PROVIDED INFORMATION:
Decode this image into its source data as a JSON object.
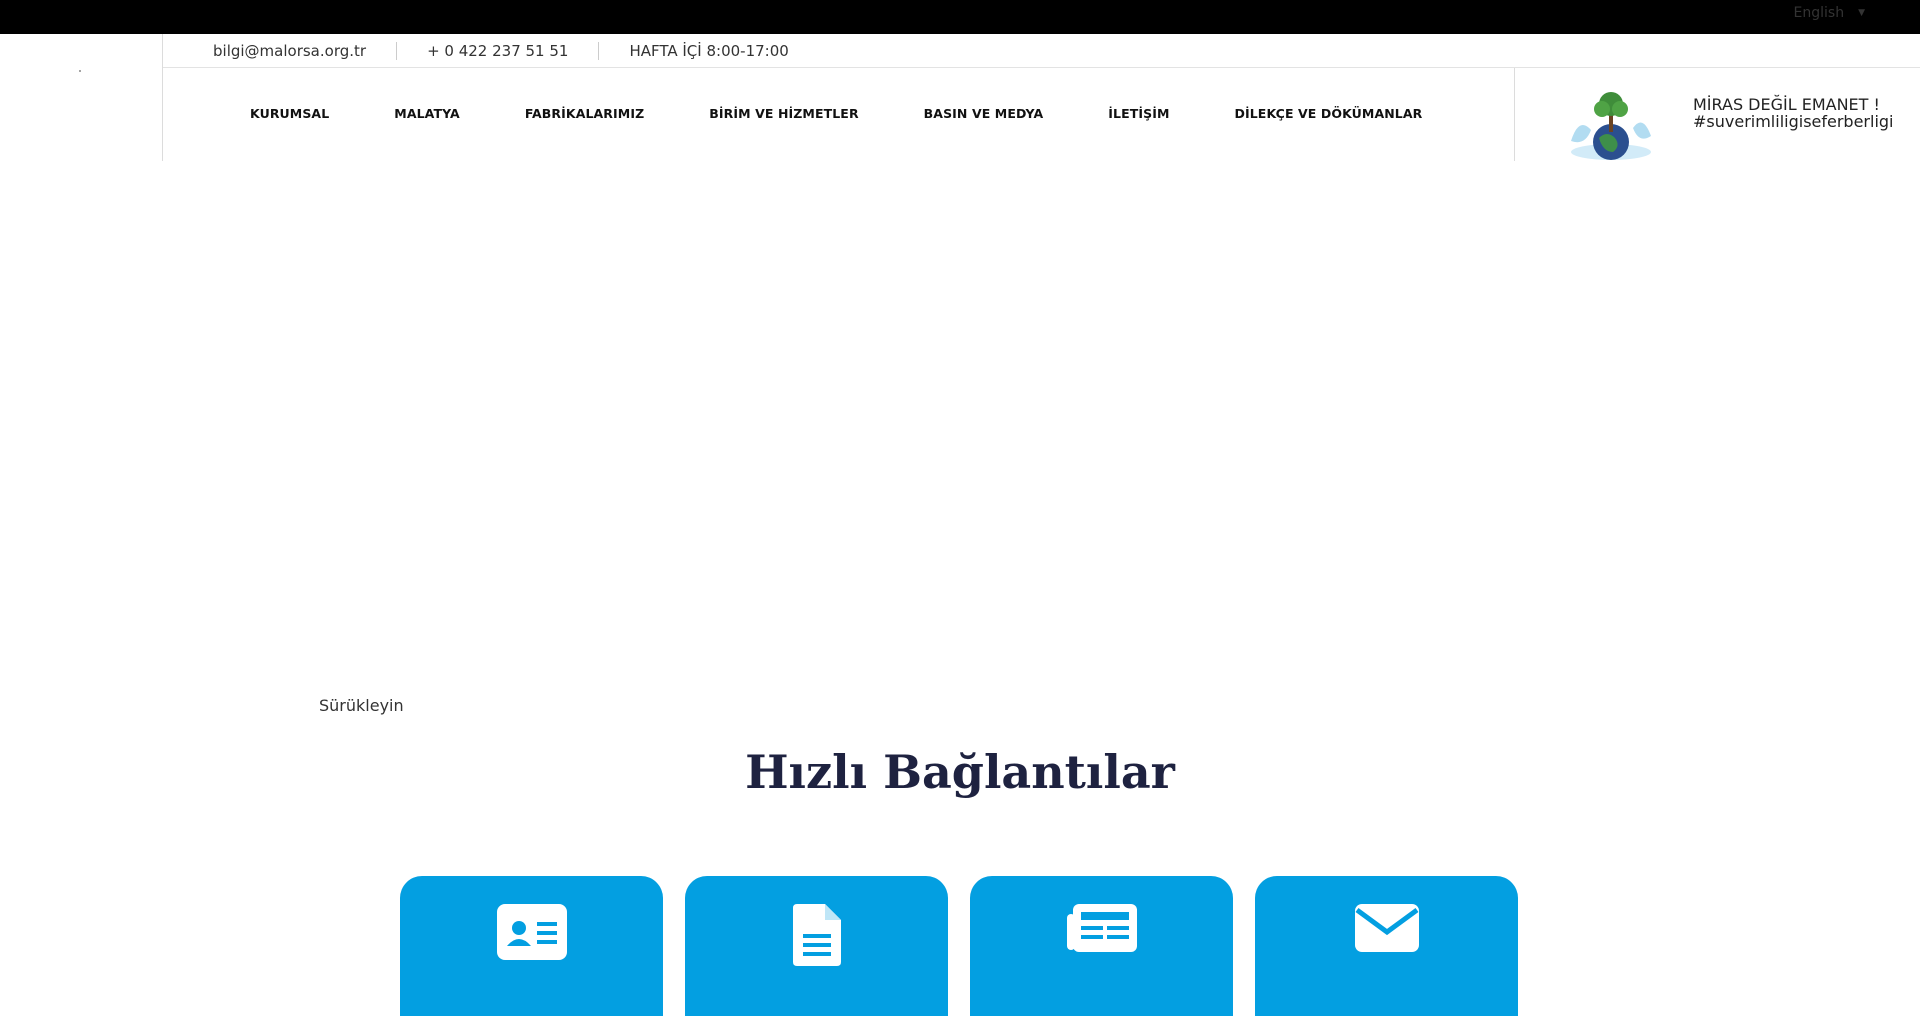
{
  "topbar": {
    "language_label": "English",
    "language_chevron_icon": "chevron-down-icon"
  },
  "contact": {
    "email": "bilgi@malorsa.org.tr",
    "phone": "+ 0 422 237 51 51",
    "hours": "HAFTA İÇİ 8:00-17:00"
  },
  "nav": {
    "items": [
      {
        "label": "KURUMSAL"
      },
      {
        "label": "MALATYA"
      },
      {
        "label": "FABRİKALARIMIZ"
      },
      {
        "label": "BİRİM VE HİZMETLER"
      },
      {
        "label": "BASIN VE MEDYA"
      },
      {
        "label": "İLETİŞİM"
      },
      {
        "label": "DİLEKÇE VE DÖKÜMANLAR"
      }
    ]
  },
  "slogan": {
    "line1": "MİRAS DEĞİL EMANET !",
    "line2": "#suverimliligiseferberligi"
  },
  "slider": {
    "drag_label": "Sürükleyin"
  },
  "quick_links": {
    "title": "Hızlı Bağlantılar",
    "cards": [
      {
        "icon": "id-card-icon"
      },
      {
        "icon": "document-icon"
      },
      {
        "icon": "newspaper-icon"
      },
      {
        "icon": "envelope-icon"
      }
    ]
  },
  "colors": {
    "topbar": "#000000",
    "card_blue": "#039fe1",
    "title_navy": "#1e2240"
  }
}
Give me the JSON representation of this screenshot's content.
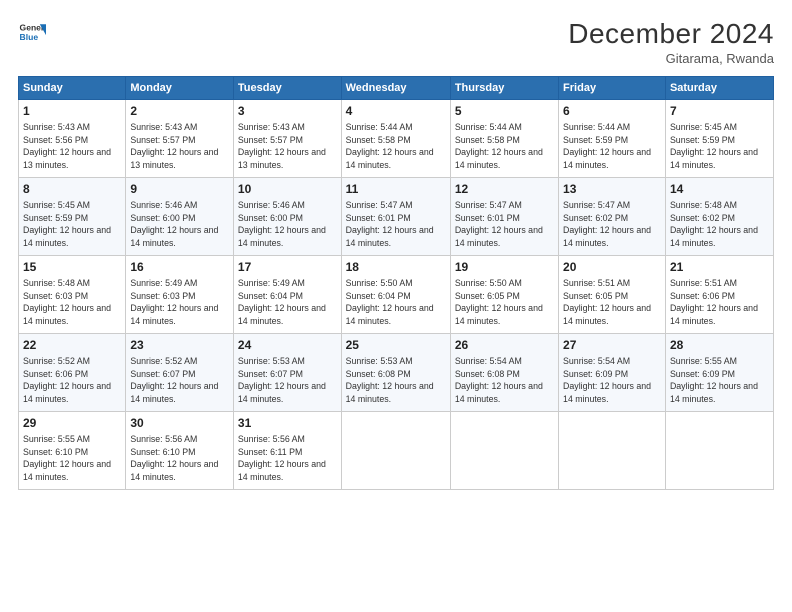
{
  "header": {
    "logo_line1": "General",
    "logo_line2": "Blue",
    "title": "December 2024",
    "subtitle": "Gitarama, Rwanda"
  },
  "days_of_week": [
    "Sunday",
    "Monday",
    "Tuesday",
    "Wednesday",
    "Thursday",
    "Friday",
    "Saturday"
  ],
  "weeks": [
    [
      {
        "day": "1",
        "sunrise": "5:43 AM",
        "sunset": "5:56 PM",
        "daylight": "12 hours and 13 minutes."
      },
      {
        "day": "2",
        "sunrise": "5:43 AM",
        "sunset": "5:57 PM",
        "daylight": "12 hours and 13 minutes."
      },
      {
        "day": "3",
        "sunrise": "5:43 AM",
        "sunset": "5:57 PM",
        "daylight": "12 hours and 13 minutes."
      },
      {
        "day": "4",
        "sunrise": "5:44 AM",
        "sunset": "5:58 PM",
        "daylight": "12 hours and 14 minutes."
      },
      {
        "day": "5",
        "sunrise": "5:44 AM",
        "sunset": "5:58 PM",
        "daylight": "12 hours and 14 minutes."
      },
      {
        "day": "6",
        "sunrise": "5:44 AM",
        "sunset": "5:59 PM",
        "daylight": "12 hours and 14 minutes."
      },
      {
        "day": "7",
        "sunrise": "5:45 AM",
        "sunset": "5:59 PM",
        "daylight": "12 hours and 14 minutes."
      }
    ],
    [
      {
        "day": "8",
        "sunrise": "5:45 AM",
        "sunset": "5:59 PM",
        "daylight": "12 hours and 14 minutes."
      },
      {
        "day": "9",
        "sunrise": "5:46 AM",
        "sunset": "6:00 PM",
        "daylight": "12 hours and 14 minutes."
      },
      {
        "day": "10",
        "sunrise": "5:46 AM",
        "sunset": "6:00 PM",
        "daylight": "12 hours and 14 minutes."
      },
      {
        "day": "11",
        "sunrise": "5:47 AM",
        "sunset": "6:01 PM",
        "daylight": "12 hours and 14 minutes."
      },
      {
        "day": "12",
        "sunrise": "5:47 AM",
        "sunset": "6:01 PM",
        "daylight": "12 hours and 14 minutes."
      },
      {
        "day": "13",
        "sunrise": "5:47 AM",
        "sunset": "6:02 PM",
        "daylight": "12 hours and 14 minutes."
      },
      {
        "day": "14",
        "sunrise": "5:48 AM",
        "sunset": "6:02 PM",
        "daylight": "12 hours and 14 minutes."
      }
    ],
    [
      {
        "day": "15",
        "sunrise": "5:48 AM",
        "sunset": "6:03 PM",
        "daylight": "12 hours and 14 minutes."
      },
      {
        "day": "16",
        "sunrise": "5:49 AM",
        "sunset": "6:03 PM",
        "daylight": "12 hours and 14 minutes."
      },
      {
        "day": "17",
        "sunrise": "5:49 AM",
        "sunset": "6:04 PM",
        "daylight": "12 hours and 14 minutes."
      },
      {
        "day": "18",
        "sunrise": "5:50 AM",
        "sunset": "6:04 PM",
        "daylight": "12 hours and 14 minutes."
      },
      {
        "day": "19",
        "sunrise": "5:50 AM",
        "sunset": "6:05 PM",
        "daylight": "12 hours and 14 minutes."
      },
      {
        "day": "20",
        "sunrise": "5:51 AM",
        "sunset": "6:05 PM",
        "daylight": "12 hours and 14 minutes."
      },
      {
        "day": "21",
        "sunrise": "5:51 AM",
        "sunset": "6:06 PM",
        "daylight": "12 hours and 14 minutes."
      }
    ],
    [
      {
        "day": "22",
        "sunrise": "5:52 AM",
        "sunset": "6:06 PM",
        "daylight": "12 hours and 14 minutes."
      },
      {
        "day": "23",
        "sunrise": "5:52 AM",
        "sunset": "6:07 PM",
        "daylight": "12 hours and 14 minutes."
      },
      {
        "day": "24",
        "sunrise": "5:53 AM",
        "sunset": "6:07 PM",
        "daylight": "12 hours and 14 minutes."
      },
      {
        "day": "25",
        "sunrise": "5:53 AM",
        "sunset": "6:08 PM",
        "daylight": "12 hours and 14 minutes."
      },
      {
        "day": "26",
        "sunrise": "5:54 AM",
        "sunset": "6:08 PM",
        "daylight": "12 hours and 14 minutes."
      },
      {
        "day": "27",
        "sunrise": "5:54 AM",
        "sunset": "6:09 PM",
        "daylight": "12 hours and 14 minutes."
      },
      {
        "day": "28",
        "sunrise": "5:55 AM",
        "sunset": "6:09 PM",
        "daylight": "12 hours and 14 minutes."
      }
    ],
    [
      {
        "day": "29",
        "sunrise": "5:55 AM",
        "sunset": "6:10 PM",
        "daylight": "12 hours and 14 minutes."
      },
      {
        "day": "30",
        "sunrise": "5:56 AM",
        "sunset": "6:10 PM",
        "daylight": "12 hours and 14 minutes."
      },
      {
        "day": "31",
        "sunrise": "5:56 AM",
        "sunset": "6:11 PM",
        "daylight": "12 hours and 14 minutes."
      },
      null,
      null,
      null,
      null
    ]
  ],
  "labels": {
    "sunrise": "Sunrise:",
    "sunset": "Sunset:",
    "daylight": "Daylight:"
  }
}
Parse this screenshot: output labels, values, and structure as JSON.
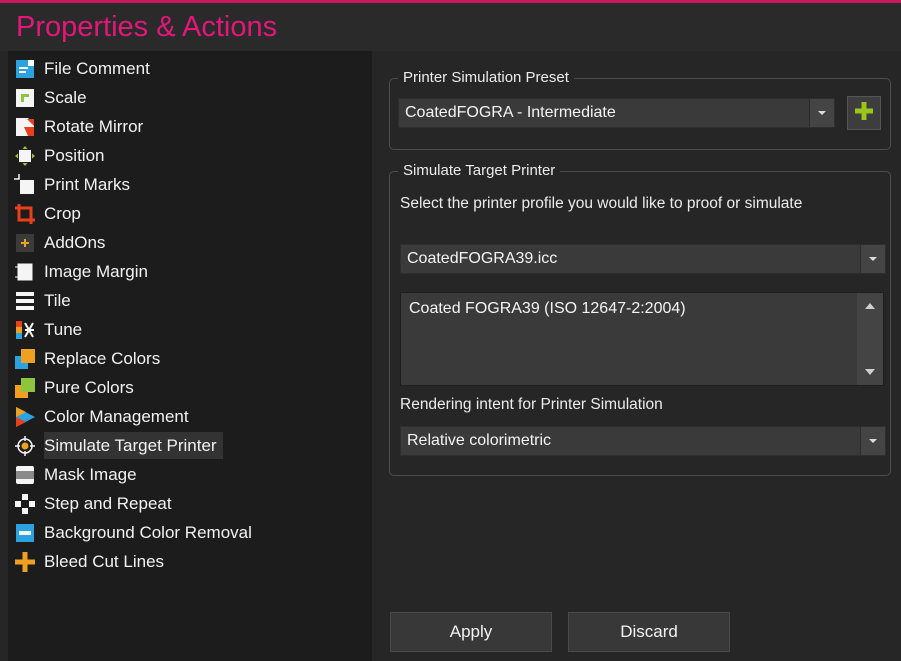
{
  "header": {
    "title": "Properties & Actions",
    "accent_color": "#e3177a"
  },
  "sidebar": {
    "items": [
      {
        "label": "File Comment",
        "icon": "file-comment-icon"
      },
      {
        "label": "Scale",
        "icon": "scale-icon"
      },
      {
        "label": "Rotate Mirror",
        "icon": "rotate-mirror-icon"
      },
      {
        "label": "Position",
        "icon": "position-icon"
      },
      {
        "label": "Print Marks",
        "icon": "print-marks-icon"
      },
      {
        "label": "Crop",
        "icon": "crop-icon"
      },
      {
        "label": "AddOns",
        "icon": "addons-icon"
      },
      {
        "label": "Image Margin",
        "icon": "image-margin-icon"
      },
      {
        "label": "Tile",
        "icon": "tile-icon"
      },
      {
        "label": "Tune",
        "icon": "tune-icon"
      },
      {
        "label": "Replace Colors",
        "icon": "replace-colors-icon"
      },
      {
        "label": "Pure Colors",
        "icon": "pure-colors-icon"
      },
      {
        "label": "Color Management",
        "icon": "color-management-icon"
      },
      {
        "label": "Simulate Target Printer",
        "icon": "simulate-target-printer-icon",
        "selected": true
      },
      {
        "label": "Mask Image",
        "icon": "mask-image-icon"
      },
      {
        "label": "Step and Repeat",
        "icon": "step-and-repeat-icon"
      },
      {
        "label": "Background Color Removal",
        "icon": "background-color-removal-icon"
      },
      {
        "label": "Bleed Cut Lines",
        "icon": "bleed-cut-lines-icon"
      }
    ]
  },
  "preset_group": {
    "legend": "Printer Simulation Preset",
    "selected": "CoatedFOGRA - Intermediate",
    "add_icon": "plus-icon"
  },
  "simulate_group": {
    "legend": "Simulate Target Printer",
    "instruction": "Select the printer profile you would like to proof or simulate",
    "profile_selected": "CoatedFOGRA39.icc",
    "profile_description": "Coated FOGRA39 (ISO 12647-2:2004)",
    "intent_label": "Rendering intent for Printer Simulation",
    "intent_selected": "Relative colorimetric"
  },
  "actions": {
    "apply_label": "Apply",
    "discard_label": "Discard"
  }
}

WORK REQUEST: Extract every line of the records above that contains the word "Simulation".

ANSWER SECTION:
    "legend": "Printer Simulation Preset",
    "intent_label": "Rendering intent for Printer Simulation",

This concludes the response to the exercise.